AISS would not be used to catch you out when committing minor, medium or even some serious crimes. What counts as a crime that can be countered by AISS, will depend on many years of public debate, but for the sake of my explanation, I will list examples of what I don’t, and what I do consider as crimes that could be countered by AISS. Examples of crimes not countered by AISS; not wearing a seat belt; under age drinking, smoking; illegal recreational drug use/dealing (maybe even manufacture); fighting (unless resulting in death); speeding; fraud; robbery; violent protest; racism. Examples of crimes I believe should be countered by AISS; sexual offences; stalking/invasions of privacy; international government espionage (between stable democratic states); murder or conspiracy to murder; any activity relating to terrorism; creating weapons of mass destruction; kidnap, conspiracy to kidnap; creating/programming robots/software with the ability to cause harm.
So, I am not proposing we create a world as seen in Demolition Man; if you told a friend on the phone that you drove over the speed limit, the conversation will not even prompt interest, let alone be used as evidence against you.
Compensation if privacy is abused
If humans have had access to your personal surveillance records, such as phone recordings or location records, you must be notified after the cessation of an investigation and any connected investigations of which resulted in no arrests, unless: you have committed a related offence within the past 10 years, and/or you have connections with people who have committed related offences. This allows people to be notified if they have been wrongfully investigated, in which case they would be due compensation. Where you do not have to be notified, it prevents any related investigations from being compromised due to a likelihood you could notify another offender that surveillance is closing in on their illegal activities.
Embrace Surveillance; Become it’s Master
The title of this article would certainly have sparked immediate outrage in the majority of readers. Hopefully, now you have read and understood what is being proposed, you feel open to the idea of working to create a surveillance system that we all feel protected by, rather than suspicious of. Of course, the AISS is merely a vision of what is possible in the future; it is a long way off being technologically feasible. But it will be an even further way off, if we don’t begin now to make it culturally feasible.
We must embrace the surveillance state; not to be enslaved by it, but to become the masters of it. Perhaps Snowden has done us a favour, in that he has brought these issues up now, before the global trend of individual empowerment has reached a stage where the world could become much more volatile, in the face of such controversial disclosures. It is now clear that we must act fast to reform our surveillance operations. But we must not restrict it’s powers. We must focus on increasing transparency, and on reassuring the public that their privacies are not being abused.

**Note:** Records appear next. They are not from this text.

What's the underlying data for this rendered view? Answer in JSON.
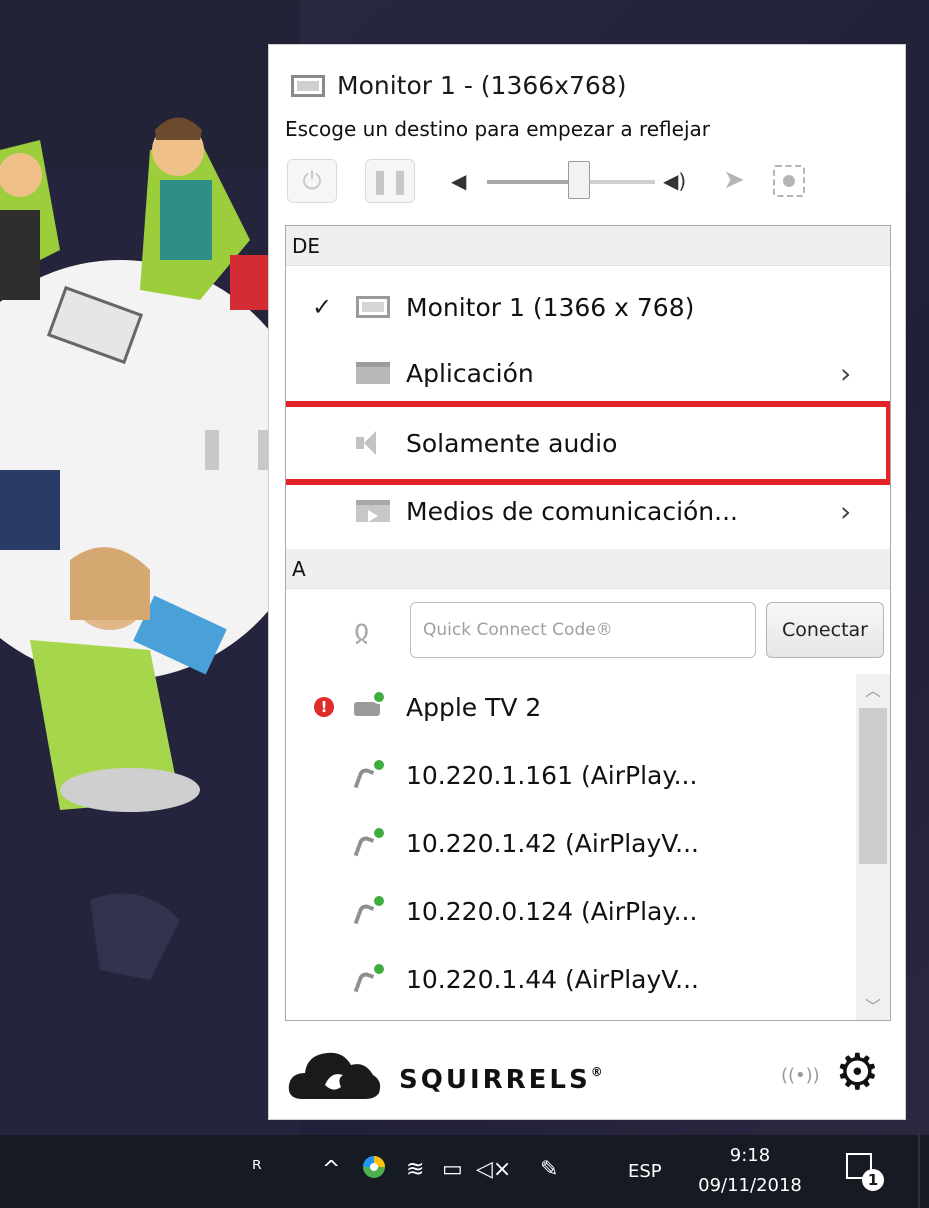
{
  "popup": {
    "title": "Monitor 1 - (1366x768)",
    "subtitle": "Escoge un destino para empezar a reflejar",
    "volume_level": 0.55
  },
  "source": {
    "header": "DE",
    "items": [
      {
        "label": "Monitor 1 (1366 x 768)",
        "checked": true,
        "icon": "monitor-icon"
      },
      {
        "label": "Aplicación",
        "has_submenu": true,
        "icon": "window-icon"
      },
      {
        "label": "Solamente audio",
        "highlighted": true,
        "icon": "speaker-icon"
      },
      {
        "label": "Medios de comunicación...",
        "has_submenu": true,
        "icon": "media-icon"
      }
    ]
  },
  "destination": {
    "header": "A",
    "quick_connect": {
      "placeholder": "Quick Connect Code®",
      "button": "Conectar"
    },
    "devices": [
      {
        "label": "Apple TV 2",
        "alert": true,
        "icon": "apple-tv-icon"
      },
      {
        "label": "10.220.1.161 (AirPlay...",
        "icon": "airplay-icon"
      },
      {
        "label": "10.220.1.42 (AirPlayV...",
        "icon": "airplay-icon"
      },
      {
        "label": "10.220.0.124 (AirPlay...",
        "icon": "airplay-icon"
      },
      {
        "label": "10.220.1.44 (AirPlayV...",
        "icon": "airplay-icon"
      }
    ]
  },
  "footer": {
    "brand": "SQUIRRELS",
    "brand_mark": "®"
  },
  "taskbar": {
    "language": "ESP",
    "time": "9:18",
    "date": "09/11/2018",
    "notifications": "1"
  },
  "colors": {
    "highlight": "#e32229",
    "online": "#3fae3f",
    "alert": "#e02b2b"
  }
}
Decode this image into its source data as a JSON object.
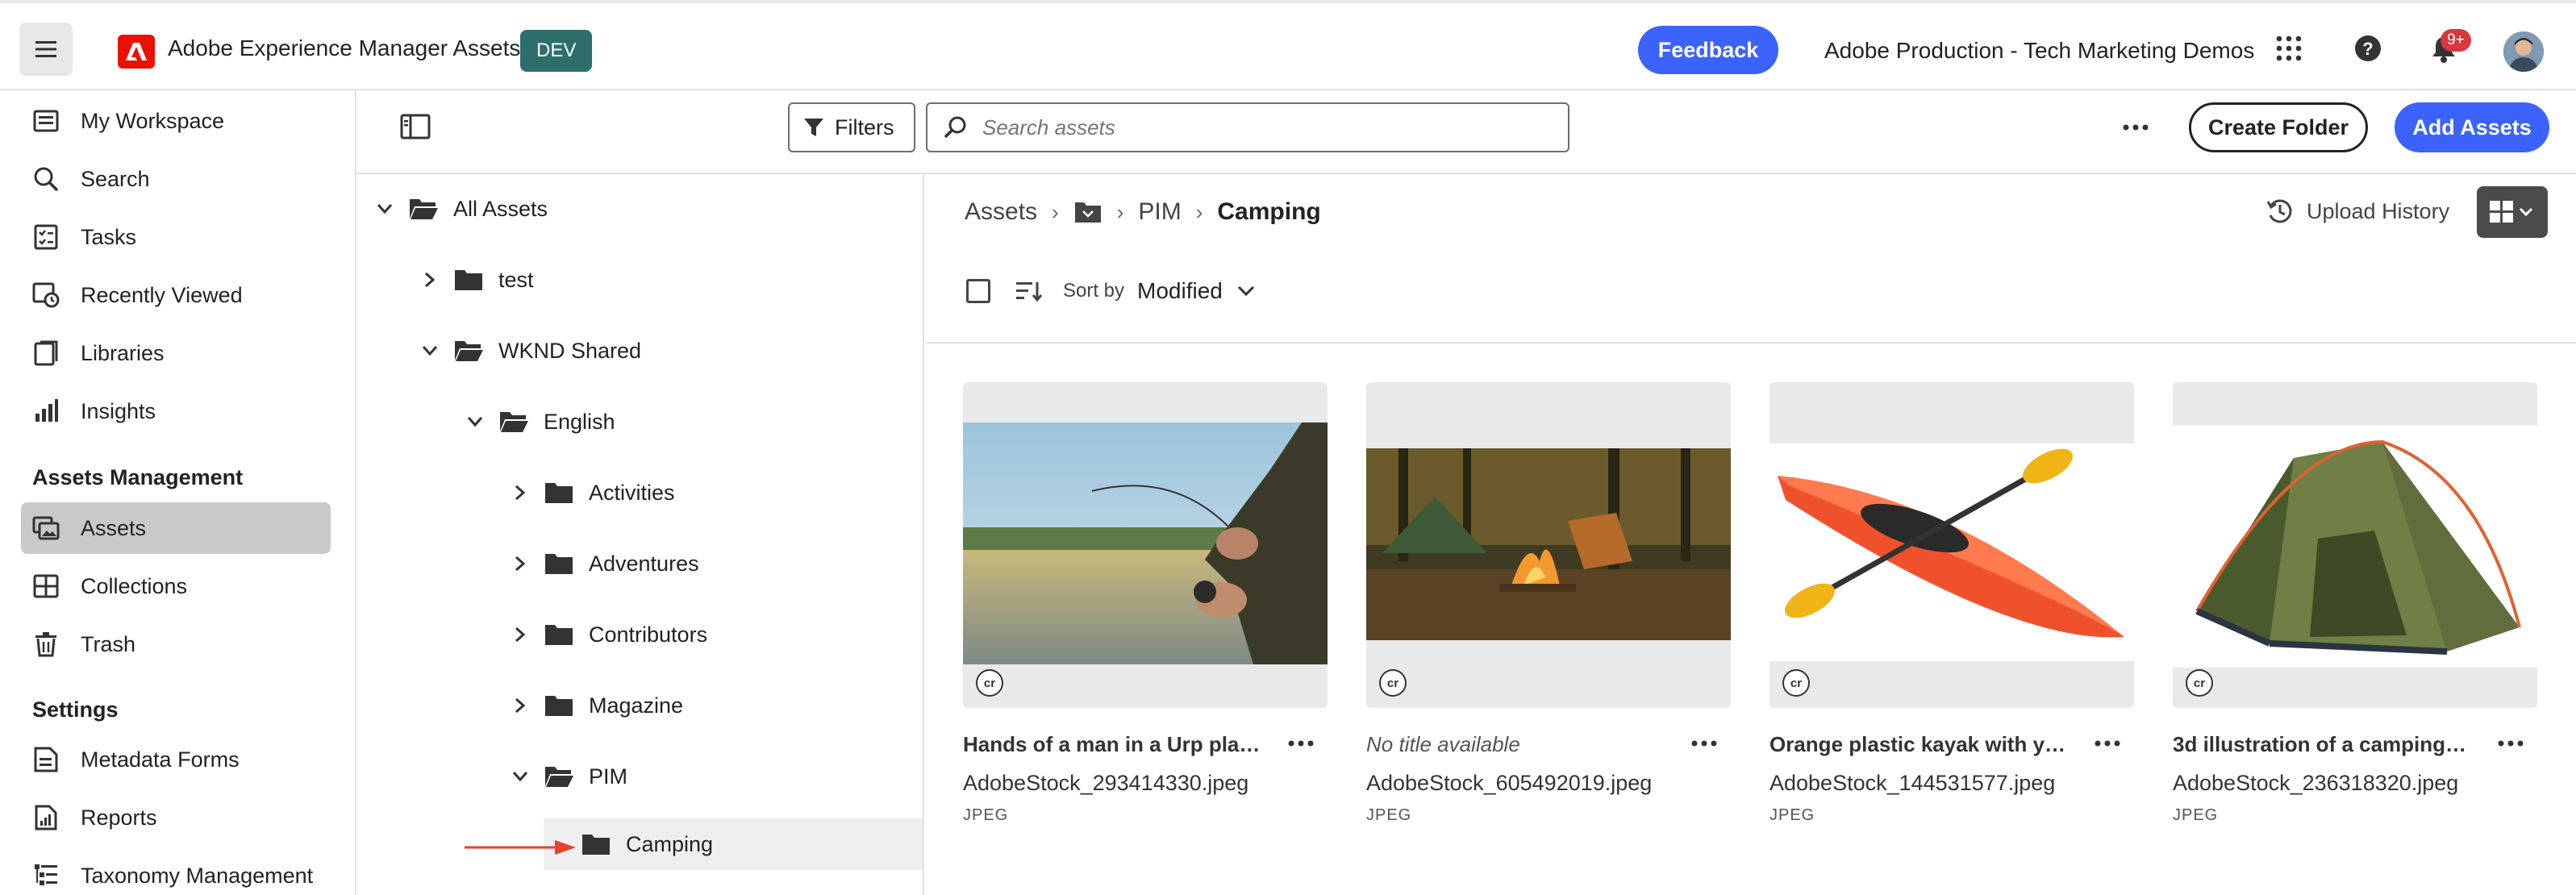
{
  "header": {
    "app_name": "Adobe Experience Manager Assets",
    "env_badge": "DEV",
    "feedback_label": "Feedback",
    "org_name": "Adobe Production - Tech Marketing Demos",
    "notification_count": "9+",
    "icons": [
      "menu-icon",
      "adobe-logo-icon",
      "apps-grid-icon",
      "help-icon",
      "bell-icon",
      "avatar"
    ]
  },
  "sidebar": {
    "items": [
      {
        "label": "My Workspace",
        "icon": "workspace-icon"
      },
      {
        "label": "Search",
        "icon": "search-icon"
      },
      {
        "label": "Tasks",
        "icon": "tasks-icon"
      },
      {
        "label": "Recently Viewed",
        "icon": "recent-icon"
      },
      {
        "label": "Libraries",
        "icon": "libraries-icon"
      },
      {
        "label": "Insights",
        "icon": "insights-icon"
      }
    ],
    "section_assets": "Assets Management",
    "assets_items": [
      {
        "label": "Assets",
        "icon": "assets-icon",
        "active": true
      },
      {
        "label": "Collections",
        "icon": "collections-icon"
      },
      {
        "label": "Trash",
        "icon": "trash-icon"
      }
    ],
    "section_settings": "Settings",
    "settings_items": [
      {
        "label": "Metadata Forms",
        "icon": "metadata-forms-icon"
      },
      {
        "label": "Reports",
        "icon": "reports-icon"
      },
      {
        "label": "Taxonomy Management",
        "icon": "taxonomy-icon"
      }
    ]
  },
  "toolbar": {
    "filters_label": "Filters",
    "search_placeholder": "Search assets",
    "create_folder_label": "Create Folder",
    "add_assets_label": "Add Assets"
  },
  "tree": {
    "nodes": [
      {
        "label": "All Assets",
        "expanded": true
      },
      {
        "label": "test",
        "expanded": false
      },
      {
        "label": "WKND Shared",
        "expanded": true
      },
      {
        "label": "English",
        "expanded": true
      },
      {
        "label": "Activities",
        "expanded": false
      },
      {
        "label": "Adventures",
        "expanded": false
      },
      {
        "label": "Contributors",
        "expanded": false
      },
      {
        "label": "Magazine",
        "expanded": false
      },
      {
        "label": "PIM",
        "expanded": true
      },
      {
        "label": "Camping",
        "selected": true
      }
    ]
  },
  "main": {
    "breadcrumb": [
      "Assets",
      "PIM",
      "Camping"
    ],
    "upload_history_label": "Upload History",
    "sort_by_label": "Sort by",
    "sort_value": "Modified",
    "assets": [
      {
        "title": "Hands of a man in a Urp plan...",
        "filename": "AdobeStock_293414330.jpeg",
        "type": "JPEG",
        "badge": "cr"
      },
      {
        "title": "No title available",
        "filename": "AdobeStock_605492019.jpeg",
        "type": "JPEG",
        "badge": "cr",
        "no_title": true
      },
      {
        "title": "Orange plastic kayak with ye...",
        "filename": "AdobeStock_144531577.jpeg",
        "type": "JPEG",
        "badge": "cr"
      },
      {
        "title": "3d illustration of a camping t...",
        "filename": "AdobeStock_236318320.jpeg",
        "type": "JPEG",
        "badge": "cr"
      }
    ]
  },
  "colors": {
    "accent_blue": "#3b63fb",
    "dev_badge": "#2d6e6a",
    "adobe_red": "#eb1000",
    "pointer_arrow": "#e8412c"
  }
}
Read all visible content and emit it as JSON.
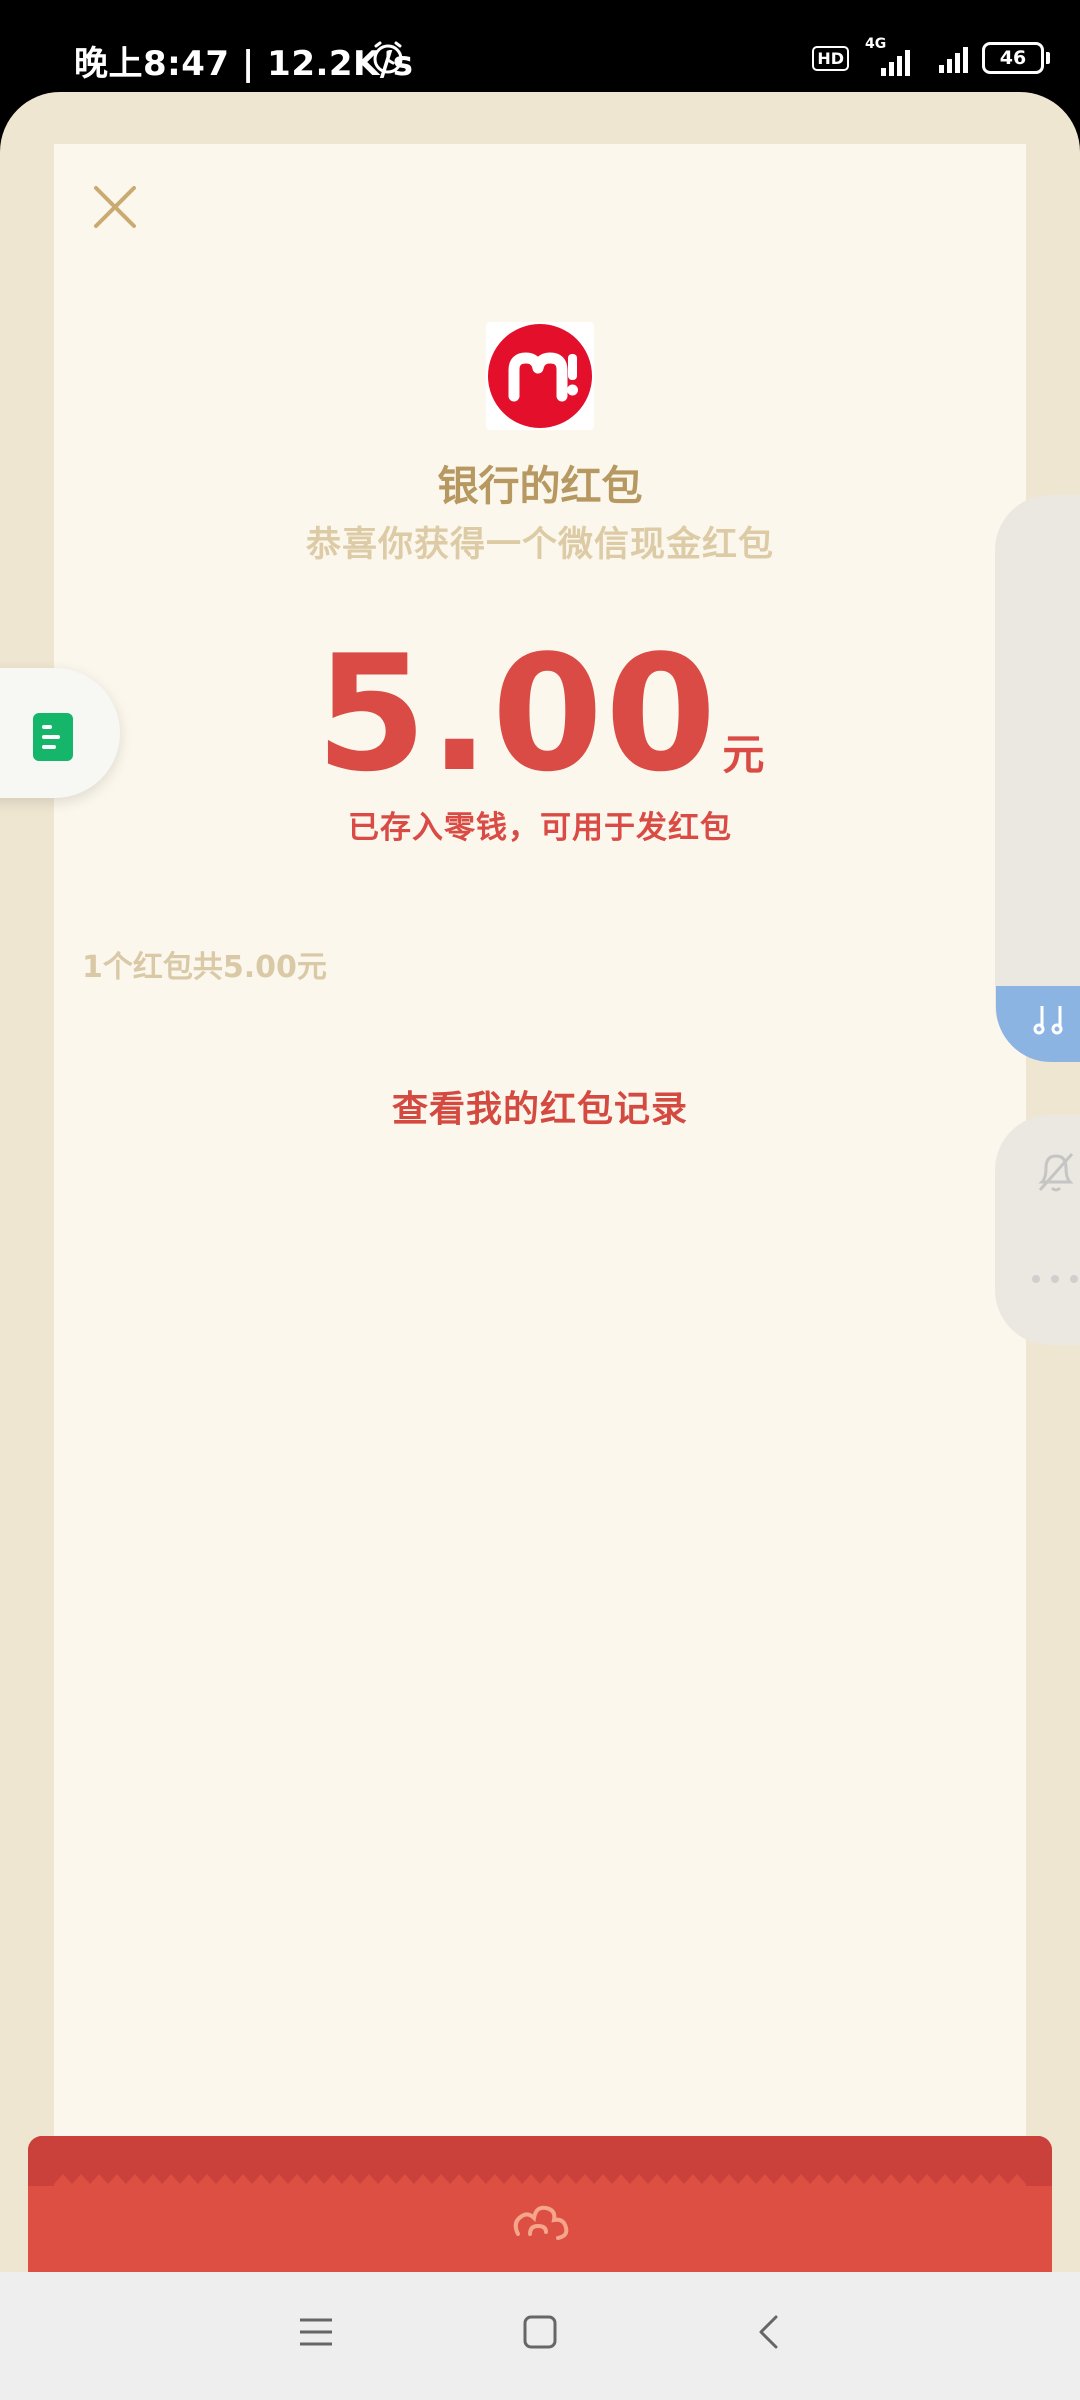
{
  "status_bar": {
    "time": "晚上8:47 | 12.2K/s",
    "hd": "HD",
    "network": "4G",
    "battery": "46"
  },
  "close_icon": "close-icon",
  "sender": "银行的红包",
  "congrats": "恭喜你获得一个微信现金红包",
  "amount": "5.00",
  "unit": "元",
  "deposit": "已存入零钱，可用于发红包",
  "summary": "1个红包共5.00元",
  "records_link": "查看我的红包记录",
  "colors": {
    "accent": "#d94b44",
    "gold": "#b69860",
    "card": "#fbf7ec"
  }
}
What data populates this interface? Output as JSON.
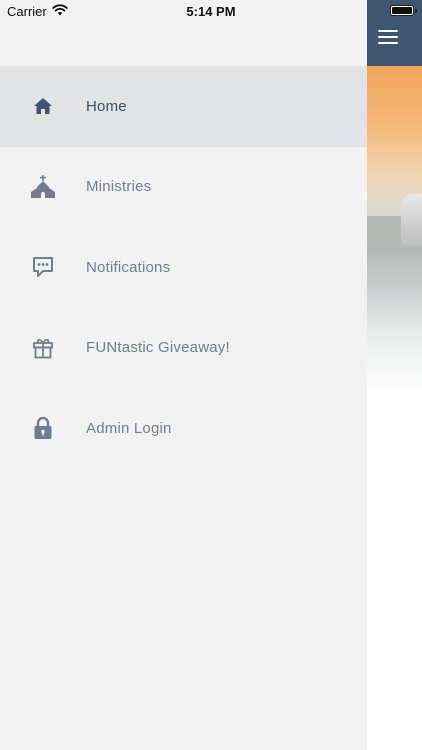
{
  "status_bar": {
    "carrier": "Carrier",
    "time": "5:14 PM"
  },
  "drawer": {
    "items": [
      {
        "label": "Home",
        "icon": "home-icon",
        "active": true
      },
      {
        "label": "Ministries",
        "icon": "church-icon",
        "active": false
      },
      {
        "label": "Notifications",
        "icon": "chat-bubble-icon",
        "active": false
      },
      {
        "label": "FUNtastic Giveaway!",
        "icon": "gift-icon",
        "active": false
      },
      {
        "label": "Admin Login",
        "icon": "lock-icon",
        "active": false
      }
    ]
  },
  "colors": {
    "drawer_bg": "#f2f2f2",
    "active_row": "#e2e3e5",
    "header_bar": "#3e5670",
    "label_text": "#6f7d93",
    "active_label_text": "#3c4e66"
  }
}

A short cut to correcting the problem of public disapproval, would be to dangerously reduce surveillance powers. The result would likely be seen in the form of a major terrorist attack that is blamed on that limiting of surveillance power. “When catastrophe strikes, the public will adjust it’s tolerance for intrusive government measures” – New Republic. Thankfully, President Obama seems to be taking things in the right direction – Financial Times. We must not fight a war against national surveillance! Or our defence could be temperately disabled by weak government policy decisions. Embrace it, demand for transparency and accountability, so we can create a system that acts in response to its owner – you.